Expert discusses ionic liquid solvents andhow they might clean up industrial processesDr. Scott Flanagan, senior project scientist with nGimat
By Joy LePree
Just the Facts About Retrofit's GoalsSDS's John Parker recounted the major goals of the retrofit as follows:
The production department needed to increase uptime, improve roll quality, and provide customers with a cost-effective product. The mill also wanted to use technologically advanced equipment.
The maintenance crew wanted to address its concerns regarding component failure and a drive room that required precise temperature control to keep analog components from drifting.

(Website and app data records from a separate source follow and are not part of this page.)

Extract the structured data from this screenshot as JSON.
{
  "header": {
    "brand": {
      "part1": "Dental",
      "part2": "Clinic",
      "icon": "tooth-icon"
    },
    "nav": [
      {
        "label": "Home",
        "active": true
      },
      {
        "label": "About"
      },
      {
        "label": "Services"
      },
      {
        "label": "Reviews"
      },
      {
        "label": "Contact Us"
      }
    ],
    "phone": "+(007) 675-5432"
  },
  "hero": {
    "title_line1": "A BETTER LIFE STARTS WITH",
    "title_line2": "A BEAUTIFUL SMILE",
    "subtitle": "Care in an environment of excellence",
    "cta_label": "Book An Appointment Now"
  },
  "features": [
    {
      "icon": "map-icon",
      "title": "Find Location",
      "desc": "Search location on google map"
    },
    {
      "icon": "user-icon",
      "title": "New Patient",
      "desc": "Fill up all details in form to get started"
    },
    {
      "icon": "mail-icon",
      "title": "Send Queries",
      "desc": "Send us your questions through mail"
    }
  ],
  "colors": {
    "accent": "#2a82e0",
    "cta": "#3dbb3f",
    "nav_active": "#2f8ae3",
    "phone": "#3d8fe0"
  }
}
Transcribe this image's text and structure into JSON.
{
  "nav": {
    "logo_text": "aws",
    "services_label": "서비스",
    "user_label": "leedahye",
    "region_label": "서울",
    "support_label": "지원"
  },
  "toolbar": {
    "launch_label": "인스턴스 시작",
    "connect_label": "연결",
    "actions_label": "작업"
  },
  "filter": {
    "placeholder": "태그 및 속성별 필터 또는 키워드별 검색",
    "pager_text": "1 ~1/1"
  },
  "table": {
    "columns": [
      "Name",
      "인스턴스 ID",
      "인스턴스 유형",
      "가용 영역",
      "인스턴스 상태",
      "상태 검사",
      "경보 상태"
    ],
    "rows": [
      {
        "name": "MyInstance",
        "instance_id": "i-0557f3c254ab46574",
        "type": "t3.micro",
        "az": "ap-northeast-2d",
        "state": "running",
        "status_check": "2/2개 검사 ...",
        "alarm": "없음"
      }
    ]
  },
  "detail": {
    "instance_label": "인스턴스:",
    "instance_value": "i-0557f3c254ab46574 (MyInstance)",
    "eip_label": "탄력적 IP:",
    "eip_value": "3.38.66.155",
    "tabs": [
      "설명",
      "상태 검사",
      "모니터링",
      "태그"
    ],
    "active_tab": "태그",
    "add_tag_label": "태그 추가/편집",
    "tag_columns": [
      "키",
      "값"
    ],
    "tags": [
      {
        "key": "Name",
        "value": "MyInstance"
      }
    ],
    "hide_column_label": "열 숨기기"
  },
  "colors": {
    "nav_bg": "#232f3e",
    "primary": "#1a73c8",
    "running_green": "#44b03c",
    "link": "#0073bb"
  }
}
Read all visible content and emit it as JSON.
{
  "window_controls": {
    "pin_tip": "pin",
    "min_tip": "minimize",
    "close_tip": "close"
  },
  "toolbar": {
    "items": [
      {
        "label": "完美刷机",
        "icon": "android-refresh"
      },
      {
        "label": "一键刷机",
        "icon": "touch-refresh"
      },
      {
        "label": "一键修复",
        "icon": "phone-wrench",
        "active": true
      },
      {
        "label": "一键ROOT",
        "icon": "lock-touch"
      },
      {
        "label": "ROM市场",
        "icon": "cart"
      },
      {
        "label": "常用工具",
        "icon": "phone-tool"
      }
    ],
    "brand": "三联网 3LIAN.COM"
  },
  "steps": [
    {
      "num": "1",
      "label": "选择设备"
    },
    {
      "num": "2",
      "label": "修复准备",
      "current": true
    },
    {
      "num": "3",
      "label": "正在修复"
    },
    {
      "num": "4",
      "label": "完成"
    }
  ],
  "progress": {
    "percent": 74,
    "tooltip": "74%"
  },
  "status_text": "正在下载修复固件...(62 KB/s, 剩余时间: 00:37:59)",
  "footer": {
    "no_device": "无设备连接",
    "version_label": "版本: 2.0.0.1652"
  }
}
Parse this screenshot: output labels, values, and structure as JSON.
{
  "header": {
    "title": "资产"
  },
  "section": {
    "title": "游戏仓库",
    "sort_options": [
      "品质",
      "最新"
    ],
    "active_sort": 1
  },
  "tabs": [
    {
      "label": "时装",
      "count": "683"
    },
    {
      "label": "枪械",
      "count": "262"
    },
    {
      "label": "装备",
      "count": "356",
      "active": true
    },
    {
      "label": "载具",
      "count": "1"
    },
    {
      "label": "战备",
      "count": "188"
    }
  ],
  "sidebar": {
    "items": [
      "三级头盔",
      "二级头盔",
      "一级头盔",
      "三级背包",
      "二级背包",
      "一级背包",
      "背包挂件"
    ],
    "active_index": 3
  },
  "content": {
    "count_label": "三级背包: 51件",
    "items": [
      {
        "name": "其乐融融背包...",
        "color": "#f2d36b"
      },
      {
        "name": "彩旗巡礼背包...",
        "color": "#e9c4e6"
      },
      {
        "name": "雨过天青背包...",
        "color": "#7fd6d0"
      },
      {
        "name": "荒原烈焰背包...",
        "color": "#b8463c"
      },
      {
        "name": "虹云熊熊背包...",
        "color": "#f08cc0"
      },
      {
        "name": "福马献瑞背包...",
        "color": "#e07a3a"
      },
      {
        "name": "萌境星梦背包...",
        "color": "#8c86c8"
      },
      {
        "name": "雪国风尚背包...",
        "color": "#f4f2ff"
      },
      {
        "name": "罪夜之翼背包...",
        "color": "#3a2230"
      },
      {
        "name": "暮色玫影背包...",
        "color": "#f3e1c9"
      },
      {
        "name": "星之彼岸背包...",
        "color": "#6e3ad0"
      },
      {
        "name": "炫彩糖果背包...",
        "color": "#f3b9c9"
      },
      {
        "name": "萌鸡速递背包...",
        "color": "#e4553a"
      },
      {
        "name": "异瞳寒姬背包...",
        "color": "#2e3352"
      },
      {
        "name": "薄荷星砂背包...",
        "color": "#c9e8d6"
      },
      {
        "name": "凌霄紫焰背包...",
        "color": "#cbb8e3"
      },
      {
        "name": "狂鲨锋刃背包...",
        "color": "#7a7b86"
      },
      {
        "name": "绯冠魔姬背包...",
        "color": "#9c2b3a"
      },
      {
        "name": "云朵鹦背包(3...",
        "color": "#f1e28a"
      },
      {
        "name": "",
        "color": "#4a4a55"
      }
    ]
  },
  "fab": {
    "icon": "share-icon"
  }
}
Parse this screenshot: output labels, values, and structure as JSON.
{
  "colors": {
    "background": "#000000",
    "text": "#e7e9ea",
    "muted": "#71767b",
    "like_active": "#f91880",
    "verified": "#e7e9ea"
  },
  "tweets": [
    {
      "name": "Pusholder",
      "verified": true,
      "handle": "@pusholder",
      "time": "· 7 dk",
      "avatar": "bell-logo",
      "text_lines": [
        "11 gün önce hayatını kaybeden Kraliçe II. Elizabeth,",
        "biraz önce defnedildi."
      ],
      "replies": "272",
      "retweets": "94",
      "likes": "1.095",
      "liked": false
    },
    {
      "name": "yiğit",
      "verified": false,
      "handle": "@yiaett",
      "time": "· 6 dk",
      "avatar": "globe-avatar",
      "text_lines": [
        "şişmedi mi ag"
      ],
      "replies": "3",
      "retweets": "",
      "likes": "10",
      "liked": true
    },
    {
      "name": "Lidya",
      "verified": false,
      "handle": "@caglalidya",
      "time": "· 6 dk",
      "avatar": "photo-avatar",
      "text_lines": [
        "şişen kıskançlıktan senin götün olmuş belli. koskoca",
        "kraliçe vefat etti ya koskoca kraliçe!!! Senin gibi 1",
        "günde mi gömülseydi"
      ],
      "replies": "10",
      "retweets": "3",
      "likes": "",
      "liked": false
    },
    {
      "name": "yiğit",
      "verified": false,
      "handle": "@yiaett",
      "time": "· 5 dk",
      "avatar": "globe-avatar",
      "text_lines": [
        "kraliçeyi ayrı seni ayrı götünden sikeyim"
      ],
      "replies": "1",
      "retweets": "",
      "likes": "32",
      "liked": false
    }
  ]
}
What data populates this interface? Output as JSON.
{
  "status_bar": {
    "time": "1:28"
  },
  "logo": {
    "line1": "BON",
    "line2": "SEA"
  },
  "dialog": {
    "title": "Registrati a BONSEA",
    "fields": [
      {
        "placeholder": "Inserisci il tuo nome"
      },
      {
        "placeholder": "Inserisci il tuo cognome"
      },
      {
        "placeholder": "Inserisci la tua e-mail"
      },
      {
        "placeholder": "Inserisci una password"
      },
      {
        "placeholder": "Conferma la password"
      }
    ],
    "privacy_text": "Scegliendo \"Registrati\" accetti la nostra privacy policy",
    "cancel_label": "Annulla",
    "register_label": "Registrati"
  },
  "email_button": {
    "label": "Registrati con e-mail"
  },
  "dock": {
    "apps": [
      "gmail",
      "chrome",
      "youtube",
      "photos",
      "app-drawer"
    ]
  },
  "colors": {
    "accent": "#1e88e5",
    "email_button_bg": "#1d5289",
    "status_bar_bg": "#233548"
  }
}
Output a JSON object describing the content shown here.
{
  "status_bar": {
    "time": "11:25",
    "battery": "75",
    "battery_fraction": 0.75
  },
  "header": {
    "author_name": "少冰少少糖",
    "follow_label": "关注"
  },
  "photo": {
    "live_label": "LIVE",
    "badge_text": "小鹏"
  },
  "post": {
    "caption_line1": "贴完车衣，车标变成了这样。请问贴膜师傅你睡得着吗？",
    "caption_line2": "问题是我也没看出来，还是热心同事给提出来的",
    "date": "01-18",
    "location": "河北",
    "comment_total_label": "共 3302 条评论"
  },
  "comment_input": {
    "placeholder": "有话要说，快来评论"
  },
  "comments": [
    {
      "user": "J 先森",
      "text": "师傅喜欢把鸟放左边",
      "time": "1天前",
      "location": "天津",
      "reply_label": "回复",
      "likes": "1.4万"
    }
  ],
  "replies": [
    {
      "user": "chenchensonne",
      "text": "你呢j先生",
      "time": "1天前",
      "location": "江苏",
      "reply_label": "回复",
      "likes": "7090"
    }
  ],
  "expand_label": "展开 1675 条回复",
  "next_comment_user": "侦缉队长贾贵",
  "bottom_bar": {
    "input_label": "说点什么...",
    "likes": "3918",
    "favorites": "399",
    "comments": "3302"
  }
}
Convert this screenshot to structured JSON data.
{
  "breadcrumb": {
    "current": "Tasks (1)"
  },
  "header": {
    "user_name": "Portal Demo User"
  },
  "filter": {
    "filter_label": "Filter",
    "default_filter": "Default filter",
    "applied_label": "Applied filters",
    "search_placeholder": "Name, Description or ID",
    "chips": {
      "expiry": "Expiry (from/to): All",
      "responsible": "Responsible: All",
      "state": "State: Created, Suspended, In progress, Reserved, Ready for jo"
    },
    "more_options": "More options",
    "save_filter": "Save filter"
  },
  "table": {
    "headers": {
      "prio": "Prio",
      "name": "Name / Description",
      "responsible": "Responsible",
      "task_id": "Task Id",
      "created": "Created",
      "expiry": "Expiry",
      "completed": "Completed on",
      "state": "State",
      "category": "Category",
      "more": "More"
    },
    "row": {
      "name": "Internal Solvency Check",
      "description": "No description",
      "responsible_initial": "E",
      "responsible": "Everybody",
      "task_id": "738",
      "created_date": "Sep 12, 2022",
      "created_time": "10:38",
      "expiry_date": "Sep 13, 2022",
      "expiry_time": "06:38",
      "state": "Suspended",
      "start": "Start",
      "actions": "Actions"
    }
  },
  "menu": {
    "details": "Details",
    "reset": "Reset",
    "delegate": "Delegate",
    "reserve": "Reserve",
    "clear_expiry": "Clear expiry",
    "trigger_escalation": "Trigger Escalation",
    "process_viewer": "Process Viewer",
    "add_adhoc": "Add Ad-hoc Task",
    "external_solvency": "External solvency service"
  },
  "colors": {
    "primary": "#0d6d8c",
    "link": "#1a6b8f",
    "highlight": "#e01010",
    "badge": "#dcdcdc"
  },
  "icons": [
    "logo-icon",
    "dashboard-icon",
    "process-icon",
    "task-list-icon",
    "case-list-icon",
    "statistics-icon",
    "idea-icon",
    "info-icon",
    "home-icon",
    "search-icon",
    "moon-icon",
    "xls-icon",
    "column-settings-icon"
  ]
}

Q: What exactly are the ionic liquid solvents that your company stumbled upon?
A: nGimat's new series of ionic liquid solvents are derived from 2-ethylhexanoic acid and have essentially no vapor pressure and should therefore have significantly reduced emissions. Several of the new salts are liquids at room temperature and fall into a relatively rare category known as room temperature ionic liquids (RTILs), which are prized over other ionic liquids for their ease of use. Initial experiments have demonstrated significant reduction in the pressure required to manufacture terephthalic acids, which has the potential to dramatically reduce the energy requirements for this process while at the same time reducing harmful emissions.
Q: How did a nanotechnology company come up with this development? And was it really an accident?
A: Yes. I have been doing precursor chemistry for nGimat and we work on a process called combustion chemical vapor deposition, which was the original invention the company was started upon. This process takes a flammable organic solvent and dissolves precursors in it. Typically, they are metal compounds and you can take the solution and tailor the composition just by changing the concentration of precursors you dissolve in it. You atomize it into a spray, and the spray is combusted, and the flame can be directed at the surface to deposit a thin film, or you can condense powder out of the flame and get oxides out of the metals that you dissolved in the organic solvents. Ionic liquid work grew out of this, but it's not exactly what one would imagine. Some of the compounds used as precursors are metal salts, which are used because they are very soluble. Studying these compounds in relation to precursor work, I came to discover that even in pure form and even though they are salts, some of them are liquids at room temperature, which opens up the possibility of using them as solvents. But because they are salts, due to the strong attractions between oppositely charged ions, there's no evaporation we can measure. This may eliminate the typical hazards encountered with this type of chemistry such as exposure to fumes when using organic solvents that are toxic. But because the ionic liquid solvents aren't volatile, they eliminate the pathways for trouble.
Q: Are the substances used to replace hazardous solvents in a process, or is it the process that makes the solvents less hazardous?
A: That's a difficult question to answer right now. To evaluate a product as a replacement for another substance that you think is hazardous, you need to do a lifecycle analysis on both processes, and then you have to compare the two analyses. You might replace something that has a high toxic emission with something more toxic but with a lower emission and come out with a better lifecycle. We are at such an early stage that we haven't developed any processes yet, much less performed any lifecycle analysis.
Q: What is the first application nGimat is considering?
A: We've looked at oxidation of p-xylene used when making terephthalic acid, which is used when making PET. This is a huge industrial process that the EPA has looked at extensively. It uses acetic acid as a solvent in the oxidation process, which is a reasonably volatile solvent, so one of the big areas of concern is emission control because of the acetic acid and some of the volatile byproducts. So, we tried the oxidation of p-xylene in one of our ionic liquids. Normally, this would be done in a plant that was designed for this reaction. The oxidation is done with air so that the oxygen in the air acts as the oxidant. It is generally done at 200 to 300 psi pressure and at elevated temperatures. The industrial process forces the air through the mixture. We didn't have that kind of high-pressure flow equipment, so we used statically pressurized vessels. What we found was when we tried to do it with acetic acid as a solvent, under our conditions we didn't get any yield, but using our ionic liquid solvents, we could get up to 80 percent yield. It was an experiment, and we didn't try to optimize the process, so we are fairly optimistic about it.
Joy LePree is a contributing writer for CHEM.INFO magazine. She has worked as a journalist for 14 years. CHEM.INFO accepts suggestions for Q&A interviews. Tell us who you would like to see interviewed in our monthly Q&As by sending an e-mail to Lisa Arrigo, editor in chief, at firstname.lastname@example.org. ofit is available by contacting ABB, 16250 W. Glendale Dr., New Berlin, WI 53151, calling 800-752-0696, or visiting www.abb.us/drives.